::: EXERCISE DATA
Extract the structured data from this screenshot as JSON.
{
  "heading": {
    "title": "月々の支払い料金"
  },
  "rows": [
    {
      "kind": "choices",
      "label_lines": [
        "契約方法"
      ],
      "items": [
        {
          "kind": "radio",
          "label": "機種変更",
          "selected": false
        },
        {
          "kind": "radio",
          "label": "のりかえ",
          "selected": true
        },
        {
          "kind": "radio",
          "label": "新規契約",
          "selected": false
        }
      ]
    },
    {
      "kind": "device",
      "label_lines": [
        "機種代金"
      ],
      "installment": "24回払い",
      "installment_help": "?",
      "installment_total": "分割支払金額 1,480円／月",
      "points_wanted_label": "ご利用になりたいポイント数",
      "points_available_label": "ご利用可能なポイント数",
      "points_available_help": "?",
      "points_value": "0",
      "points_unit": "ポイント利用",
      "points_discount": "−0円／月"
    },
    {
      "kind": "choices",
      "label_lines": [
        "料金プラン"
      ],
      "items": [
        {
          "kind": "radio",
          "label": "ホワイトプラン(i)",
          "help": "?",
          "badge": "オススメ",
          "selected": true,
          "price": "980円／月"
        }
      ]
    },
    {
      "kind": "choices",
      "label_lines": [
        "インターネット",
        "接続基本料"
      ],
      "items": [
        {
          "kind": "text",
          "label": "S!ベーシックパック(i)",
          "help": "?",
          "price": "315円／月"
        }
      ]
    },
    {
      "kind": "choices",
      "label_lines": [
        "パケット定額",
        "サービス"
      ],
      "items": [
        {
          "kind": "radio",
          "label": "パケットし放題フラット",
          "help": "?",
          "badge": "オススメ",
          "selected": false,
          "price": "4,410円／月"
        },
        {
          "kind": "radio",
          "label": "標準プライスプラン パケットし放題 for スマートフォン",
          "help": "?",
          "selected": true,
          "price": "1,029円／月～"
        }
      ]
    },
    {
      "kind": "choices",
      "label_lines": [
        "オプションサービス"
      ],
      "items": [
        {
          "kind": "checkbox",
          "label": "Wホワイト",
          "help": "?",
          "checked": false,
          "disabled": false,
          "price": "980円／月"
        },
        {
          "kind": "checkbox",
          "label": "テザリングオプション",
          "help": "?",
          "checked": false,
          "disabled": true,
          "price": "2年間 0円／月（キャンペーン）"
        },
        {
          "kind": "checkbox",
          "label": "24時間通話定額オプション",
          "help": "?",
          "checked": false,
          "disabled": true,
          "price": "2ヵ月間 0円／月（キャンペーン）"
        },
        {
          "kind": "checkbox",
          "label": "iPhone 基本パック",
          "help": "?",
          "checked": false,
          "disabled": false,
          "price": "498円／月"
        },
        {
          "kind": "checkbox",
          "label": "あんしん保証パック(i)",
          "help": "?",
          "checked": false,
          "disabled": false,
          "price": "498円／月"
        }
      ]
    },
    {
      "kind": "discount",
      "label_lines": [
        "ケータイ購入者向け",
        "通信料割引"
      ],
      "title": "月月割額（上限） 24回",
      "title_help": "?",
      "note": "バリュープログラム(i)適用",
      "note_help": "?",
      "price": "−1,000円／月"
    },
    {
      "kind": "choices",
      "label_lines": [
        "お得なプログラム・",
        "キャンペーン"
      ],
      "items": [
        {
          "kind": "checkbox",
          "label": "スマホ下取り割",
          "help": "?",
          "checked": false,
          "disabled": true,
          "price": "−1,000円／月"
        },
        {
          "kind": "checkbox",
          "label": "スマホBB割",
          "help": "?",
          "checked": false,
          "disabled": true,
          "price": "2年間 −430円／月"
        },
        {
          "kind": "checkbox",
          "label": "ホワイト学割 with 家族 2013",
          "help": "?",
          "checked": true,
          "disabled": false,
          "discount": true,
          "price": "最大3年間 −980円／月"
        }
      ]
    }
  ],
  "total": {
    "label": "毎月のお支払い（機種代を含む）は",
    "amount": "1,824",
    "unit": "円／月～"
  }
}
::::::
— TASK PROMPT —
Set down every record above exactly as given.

— SOLVED PROBLEM —
Extract the structured data from this screenshot as JSON.
{
  "heading": {
    "title": "月々の支払い料金"
  },
  "rows": [
    {
      "kind": "choices",
      "label_lines": [
        "契約方法"
      ],
      "items": [
        {
          "kind": "radio",
          "label": "機種変更",
          "selected": false
        },
        {
          "kind": "radio",
          "label": "のりかえ",
          "selected": true
        },
        {
          "kind": "radio",
          "label": "新規契約",
          "selected": false
        }
      ]
    },
    {
      "kind": "device",
      "label_lines": [
        "機種代金"
      ],
      "installment": "24回払い",
      "installment_help": "?",
      "installment_total": "分割支払金額 1,480円／月",
      "points_wanted_label": "ご利用になりたいポイント数",
      "points_available_label": "ご利用可能なポイント数",
      "points_available_help": "?",
      "points_value": "0",
      "points_unit": "ポイント利用",
      "points_discount": "−0円／月"
    },
    {
      "kind": "choices",
      "label_lines": [
        "料金プラン"
      ],
      "items": [
        {
          "kind": "radio",
          "label": "ホワイトプラン(i)",
          "help": "?",
          "badge": "オススメ",
          "selected": true,
          "price": "980円／月"
        }
      ]
    },
    {
      "kind": "choices",
      "label_lines": [
        "インターネット",
        "接続基本料"
      ],
      "items": [
        {
          "kind": "text",
          "label": "S!ベーシックパック(i)",
          "help": "?",
          "price": "315円／月"
        }
      ]
    },
    {
      "kind": "choices",
      "label_lines": [
        "パケット定額",
        "サービス"
      ],
      "items": [
        {
          "kind": "radio",
          "label": "パケットし放題フラット",
          "help": "?",
          "badge": "オススメ",
          "selected": false,
          "price": "4,410円／月"
        },
        {
          "kind": "radio",
          "label": "標準プライスプラン パケットし放題 for スマートフォン",
          "help": "?",
          "selected": true,
          "price": "1,029円／月～"
        }
      ]
    },
    {
      "kind": "choices",
      "label_lines": [
        "オプションサービス"
      ],
      "items": [
        {
          "kind": "checkbox",
          "label": "Wホワイト",
          "help": "?",
          "checked": false,
          "disabled": false,
          "price": "980円／月"
        },
        {
          "kind": "checkbox",
          "label": "テザリングオプション",
          "help": "?",
          "checked": false,
          "disabled": true,
          "price": "2年間 0円／月（キャンペーン）"
        },
        {
          "kind": "checkbox",
          "label": "24時間通話定額オプション",
          "help": "?",
          "checked": false,
          "disabled": true,
          "price": "2ヵ月間 0円／月（キャンペーン）"
        },
        {
          "kind": "checkbox",
          "label": "iPhone 基本パック",
          "help": "?",
          "checked": false,
          "disabled": false,
          "price": "498円／月"
        },
        {
          "kind": "checkbox",
          "label": "あんしん保証パック(i)",
          "help": "?",
          "checked": false,
          "disabled": false,
          "price": "498円／月"
        }
      ]
    },
    {
      "kind": "discount",
      "label_lines": [
        "ケータイ購入者向け",
        "通信料割引"
      ],
      "title": "月月割額（上限） 24回",
      "title_help": "?",
      "note": "バリュープログラム(i)適用",
      "note_help": "?",
      "price": "−1,000円／月"
    },
    {
      "kind": "choices",
      "label_lines": [
        "お得なプログラム・",
        "キャンペーン"
      ],
      "items": [
        {
          "kind": "checkbox",
          "label": "スマホ下取り割",
          "help": "?",
          "checked": false,
          "disabled": true,
          "price": "−1,000円／月"
        },
        {
          "kind": "checkbox",
          "label": "スマホBB割",
          "help": "?",
          "checked": false,
          "disabled": true,
          "price": "2年間 −430円／月"
        },
        {
          "kind": "checkbox",
          "label": "ホワイト学割 with 家族 2013",
          "help": "?",
          "checked": true,
          "disabled": false,
          "discount": true,
          "price": "最大3年間 −980円／月"
        }
      ]
    }
  ],
  "total": {
    "label": "毎月のお支払い（機種代を含む）は",
    "amount": "1,824",
    "unit": "円／月～"
  }
}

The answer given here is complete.